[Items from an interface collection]
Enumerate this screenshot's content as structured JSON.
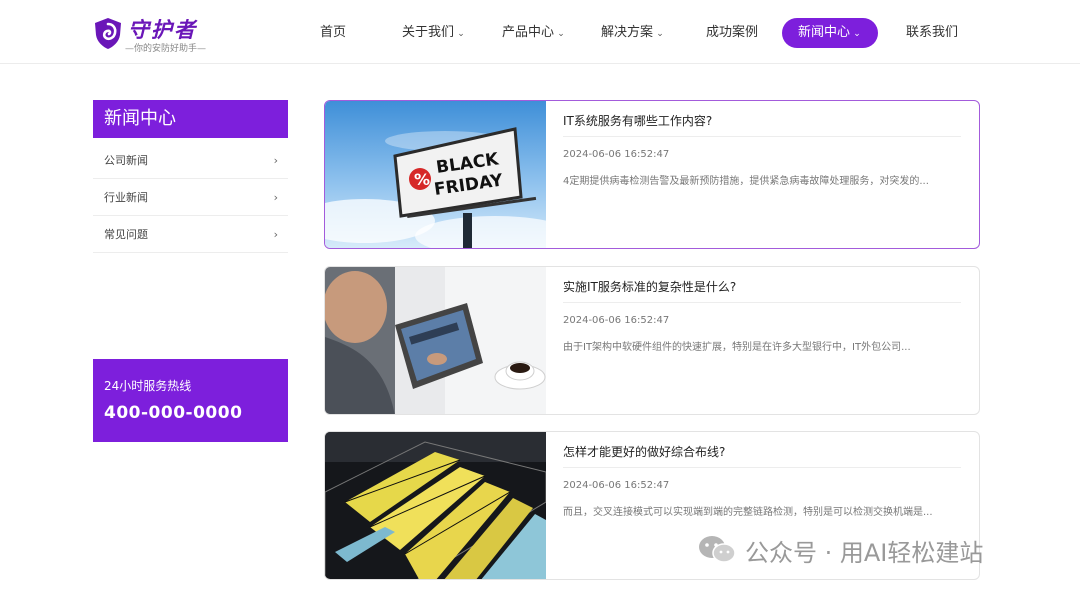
{
  "brand": {
    "name": "守护者",
    "tagline": "—你的安防好助手—",
    "primary_color": "#7d1fdc"
  },
  "nav": {
    "items": [
      {
        "label": "首页",
        "has_dropdown": false
      },
      {
        "label": "关于我们",
        "has_dropdown": true
      },
      {
        "label": "产品中心",
        "has_dropdown": true
      },
      {
        "label": "解决方案",
        "has_dropdown": true
      },
      {
        "label": "成功案例",
        "has_dropdown": false
      },
      {
        "label": "新闻中心",
        "has_dropdown": true,
        "active": true
      },
      {
        "label": "联系我们",
        "has_dropdown": false
      }
    ],
    "chevron_icon": "chevron-down-icon"
  },
  "sidebar": {
    "title": "新闻中心",
    "items": [
      {
        "label": "公司新闻"
      },
      {
        "label": "行业新闻"
      },
      {
        "label": "常见问题"
      }
    ],
    "arrow_icon": "chevron-right-icon"
  },
  "hotline": {
    "label": "24小时服务热线",
    "number": "400-000-0000"
  },
  "news": [
    {
      "title": "IT系统服务有哪些工作内容?",
      "date": "2024-06-06 16:52:47",
      "summary": "4定期提供病毒检测告警及最新预防措施，提供紧急病毒故障处理服务，对突发的...",
      "image": "black-friday-billboard"
    },
    {
      "title": "实施IT服务标准的复杂性是什么?",
      "date": "2024-06-06 16:52:47",
      "summary": "由于IT架构中软硬件组件的快速扩展，特别是在许多大型银行中，IT外包公司...",
      "image": "tablet-user-with-coffee"
    },
    {
      "title": "怎样才能更好的做好综合布线?",
      "date": "2024-06-06 16:52:47",
      "summary": "而且，交叉连接模式可以实现端到端的完整链路检测，特别是可以检测交换机端是...",
      "image": "data-center-cabling"
    }
  ],
  "watermark": {
    "text": "公众号 · 用AI轻松建站"
  }
}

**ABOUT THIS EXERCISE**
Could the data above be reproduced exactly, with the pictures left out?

**EXERCISE OUTPUT**
Enumerate this screenshot's content as structured JSON.
{
  "brand": {
    "name": "守护者",
    "tagline": "—你的安防好助手—",
    "primary_color": "#7d1fdc"
  },
  "nav": {
    "items": [
      {
        "label": "首页",
        "has_dropdown": false
      },
      {
        "label": "关于我们",
        "has_dropdown": true
      },
      {
        "label": "产品中心",
        "has_dropdown": true
      },
      {
        "label": "解决方案",
        "has_dropdown": true
      },
      {
        "label": "成功案例",
        "has_dropdown": false
      },
      {
        "label": "新闻中心",
        "has_dropdown": true,
        "active": true
      },
      {
        "label": "联系我们",
        "has_dropdown": false
      }
    ],
    "chevron_icon": "chevron-down-icon"
  },
  "sidebar": {
    "title": "新闻中心",
    "items": [
      {
        "label": "公司新闻"
      },
      {
        "label": "行业新闻"
      },
      {
        "label": "常见问题"
      }
    ],
    "arrow_icon": "chevron-right-icon"
  },
  "hotline": {
    "label": "24小时服务热线",
    "number": "400-000-0000"
  },
  "news": [
    {
      "title": "IT系统服务有哪些工作内容?",
      "date": "2024-06-06 16:52:47",
      "summary": "4定期提供病毒检测告警及最新预防措施，提供紧急病毒故障处理服务，对突发的...",
      "image": "black-friday-billboard"
    },
    {
      "title": "实施IT服务标准的复杂性是什么?",
      "date": "2024-06-06 16:52:47",
      "summary": "由于IT架构中软硬件组件的快速扩展，特别是在许多大型银行中，IT外包公司...",
      "image": "tablet-user-with-coffee"
    },
    {
      "title": "怎样才能更好的做好综合布线?",
      "date": "2024-06-06 16:52:47",
      "summary": "而且，交叉连接模式可以实现端到端的完整链路检测，特别是可以检测交换机端是...",
      "image": "data-center-cabling"
    }
  ],
  "watermark": {
    "text": "公众号 · 用AI轻松建站"
  }
}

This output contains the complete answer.